DATASET CONTENT ::

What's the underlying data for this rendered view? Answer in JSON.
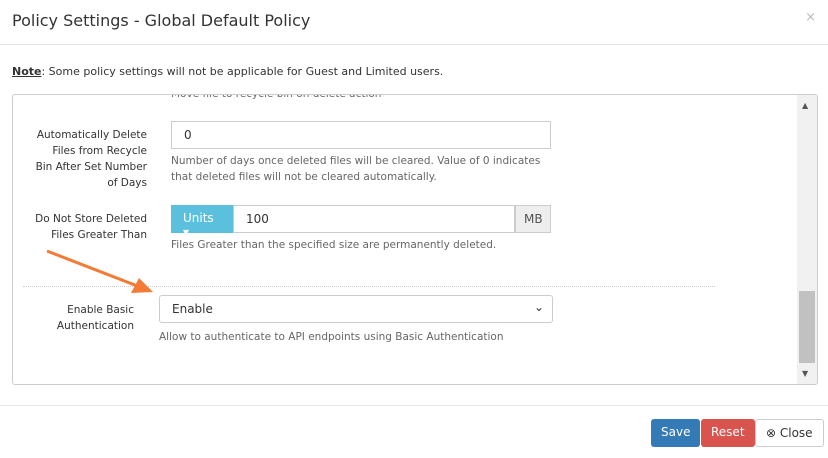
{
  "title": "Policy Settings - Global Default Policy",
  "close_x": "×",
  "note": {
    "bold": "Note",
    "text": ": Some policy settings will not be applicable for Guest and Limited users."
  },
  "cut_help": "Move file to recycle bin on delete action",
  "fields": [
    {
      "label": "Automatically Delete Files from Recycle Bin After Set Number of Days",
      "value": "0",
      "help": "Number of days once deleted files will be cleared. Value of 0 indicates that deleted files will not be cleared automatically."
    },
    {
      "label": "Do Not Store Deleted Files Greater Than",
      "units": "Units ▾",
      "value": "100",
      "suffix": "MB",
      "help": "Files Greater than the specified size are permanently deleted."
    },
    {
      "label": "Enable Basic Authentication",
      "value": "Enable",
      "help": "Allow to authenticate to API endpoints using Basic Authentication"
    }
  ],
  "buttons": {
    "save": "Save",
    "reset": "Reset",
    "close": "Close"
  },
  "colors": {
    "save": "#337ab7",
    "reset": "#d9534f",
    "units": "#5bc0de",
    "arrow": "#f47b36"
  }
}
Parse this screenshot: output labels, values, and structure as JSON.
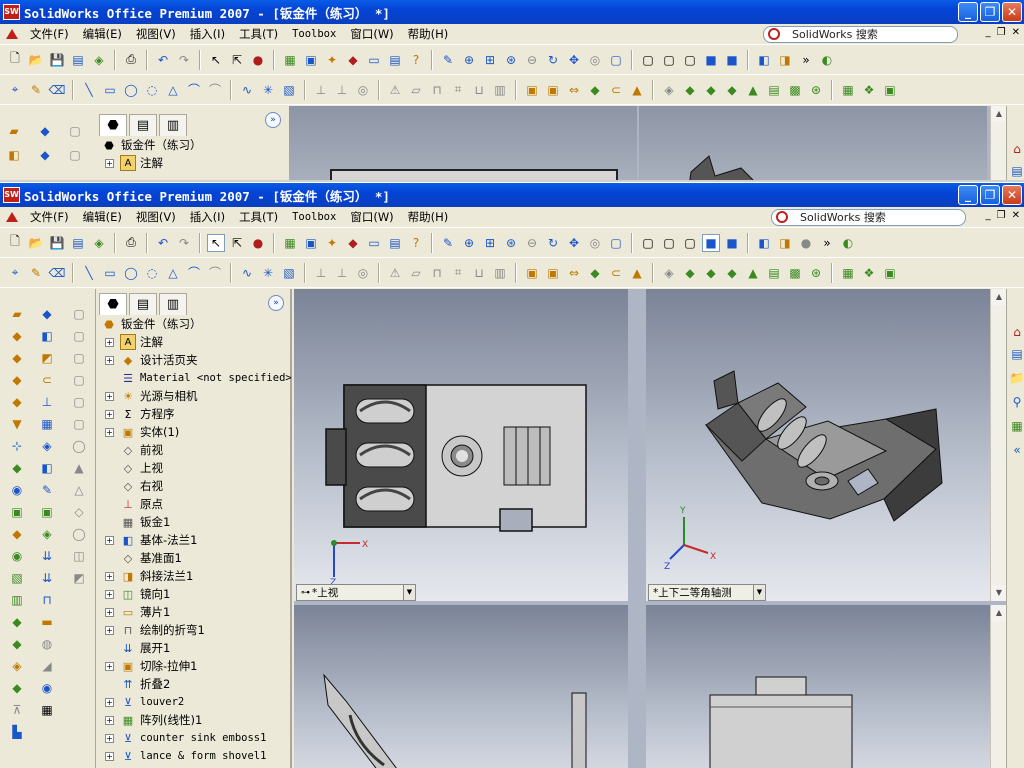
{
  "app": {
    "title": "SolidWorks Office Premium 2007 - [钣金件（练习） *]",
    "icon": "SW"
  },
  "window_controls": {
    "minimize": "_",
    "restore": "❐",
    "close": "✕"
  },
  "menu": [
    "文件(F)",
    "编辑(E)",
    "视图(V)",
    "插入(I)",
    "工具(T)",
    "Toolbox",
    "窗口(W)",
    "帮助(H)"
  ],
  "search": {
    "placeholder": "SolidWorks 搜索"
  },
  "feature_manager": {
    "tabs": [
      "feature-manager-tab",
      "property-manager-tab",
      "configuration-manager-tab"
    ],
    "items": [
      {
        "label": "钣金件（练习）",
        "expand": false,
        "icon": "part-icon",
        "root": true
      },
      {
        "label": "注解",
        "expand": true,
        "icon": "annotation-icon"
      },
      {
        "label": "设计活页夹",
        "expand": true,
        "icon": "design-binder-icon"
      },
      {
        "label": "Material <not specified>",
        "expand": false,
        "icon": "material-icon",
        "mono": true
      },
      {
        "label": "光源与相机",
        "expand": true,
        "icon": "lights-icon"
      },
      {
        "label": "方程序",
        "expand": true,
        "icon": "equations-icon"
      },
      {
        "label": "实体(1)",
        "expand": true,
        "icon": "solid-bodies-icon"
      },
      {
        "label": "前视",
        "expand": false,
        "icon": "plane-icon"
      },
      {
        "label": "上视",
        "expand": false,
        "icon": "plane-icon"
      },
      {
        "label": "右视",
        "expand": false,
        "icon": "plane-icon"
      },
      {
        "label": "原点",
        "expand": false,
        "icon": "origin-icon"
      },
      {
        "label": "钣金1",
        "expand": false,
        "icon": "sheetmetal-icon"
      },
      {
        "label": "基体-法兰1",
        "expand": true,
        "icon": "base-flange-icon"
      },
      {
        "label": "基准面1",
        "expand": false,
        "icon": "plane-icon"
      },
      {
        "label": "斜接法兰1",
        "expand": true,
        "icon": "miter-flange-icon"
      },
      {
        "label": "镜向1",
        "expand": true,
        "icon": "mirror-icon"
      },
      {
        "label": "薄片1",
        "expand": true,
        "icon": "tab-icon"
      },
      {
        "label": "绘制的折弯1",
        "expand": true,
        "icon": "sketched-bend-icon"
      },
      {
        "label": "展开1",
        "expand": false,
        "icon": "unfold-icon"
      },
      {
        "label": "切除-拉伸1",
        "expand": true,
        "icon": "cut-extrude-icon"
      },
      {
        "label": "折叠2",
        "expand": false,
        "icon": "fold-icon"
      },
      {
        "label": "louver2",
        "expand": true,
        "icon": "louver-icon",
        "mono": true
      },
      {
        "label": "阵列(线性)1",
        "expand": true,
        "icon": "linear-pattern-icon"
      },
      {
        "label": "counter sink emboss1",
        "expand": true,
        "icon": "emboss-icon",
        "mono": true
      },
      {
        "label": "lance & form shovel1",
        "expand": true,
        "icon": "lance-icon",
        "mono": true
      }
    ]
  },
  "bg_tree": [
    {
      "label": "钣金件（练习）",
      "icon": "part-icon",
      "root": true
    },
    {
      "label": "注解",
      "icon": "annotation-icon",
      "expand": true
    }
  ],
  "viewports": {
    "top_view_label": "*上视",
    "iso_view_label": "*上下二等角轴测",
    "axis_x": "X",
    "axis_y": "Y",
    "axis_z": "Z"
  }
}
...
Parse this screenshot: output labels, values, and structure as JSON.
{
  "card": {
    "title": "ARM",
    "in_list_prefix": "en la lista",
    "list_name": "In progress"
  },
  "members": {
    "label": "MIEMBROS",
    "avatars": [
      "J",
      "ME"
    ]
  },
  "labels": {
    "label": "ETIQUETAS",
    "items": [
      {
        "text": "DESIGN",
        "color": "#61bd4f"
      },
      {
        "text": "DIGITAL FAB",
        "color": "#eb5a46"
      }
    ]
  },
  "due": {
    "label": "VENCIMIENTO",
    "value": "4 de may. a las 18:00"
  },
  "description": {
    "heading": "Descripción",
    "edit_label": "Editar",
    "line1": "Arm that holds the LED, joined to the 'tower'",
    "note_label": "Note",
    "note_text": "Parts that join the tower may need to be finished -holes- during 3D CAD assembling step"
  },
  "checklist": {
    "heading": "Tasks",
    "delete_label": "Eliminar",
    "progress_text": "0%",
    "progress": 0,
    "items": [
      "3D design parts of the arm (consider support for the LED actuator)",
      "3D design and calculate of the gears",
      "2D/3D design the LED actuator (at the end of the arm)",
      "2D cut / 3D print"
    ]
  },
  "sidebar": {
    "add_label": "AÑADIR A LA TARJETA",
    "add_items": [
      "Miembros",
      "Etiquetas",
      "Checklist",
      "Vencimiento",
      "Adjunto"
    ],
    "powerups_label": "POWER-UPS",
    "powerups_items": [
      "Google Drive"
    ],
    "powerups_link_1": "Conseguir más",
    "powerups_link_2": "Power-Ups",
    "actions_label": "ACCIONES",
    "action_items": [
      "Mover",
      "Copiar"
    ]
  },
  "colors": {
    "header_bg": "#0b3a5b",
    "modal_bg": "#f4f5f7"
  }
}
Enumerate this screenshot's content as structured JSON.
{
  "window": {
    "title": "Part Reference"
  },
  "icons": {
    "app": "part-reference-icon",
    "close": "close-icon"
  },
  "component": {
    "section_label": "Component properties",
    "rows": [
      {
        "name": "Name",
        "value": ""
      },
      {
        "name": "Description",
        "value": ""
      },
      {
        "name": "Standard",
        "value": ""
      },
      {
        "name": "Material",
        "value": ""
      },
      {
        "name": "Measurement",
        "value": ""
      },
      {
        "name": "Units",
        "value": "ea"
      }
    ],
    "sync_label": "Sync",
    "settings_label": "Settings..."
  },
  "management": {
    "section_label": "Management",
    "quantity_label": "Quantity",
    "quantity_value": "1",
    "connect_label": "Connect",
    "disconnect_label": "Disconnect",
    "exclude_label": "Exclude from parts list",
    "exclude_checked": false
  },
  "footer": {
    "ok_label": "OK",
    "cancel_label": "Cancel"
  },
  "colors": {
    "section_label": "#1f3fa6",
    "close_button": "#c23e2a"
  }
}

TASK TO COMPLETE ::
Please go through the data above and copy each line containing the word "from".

WRITTEN SOLUTION ::
      "label": "Automatically Delete Files from Recycle Bin After Set Number of Days",
    "exclude_label": "Exclude from parts list",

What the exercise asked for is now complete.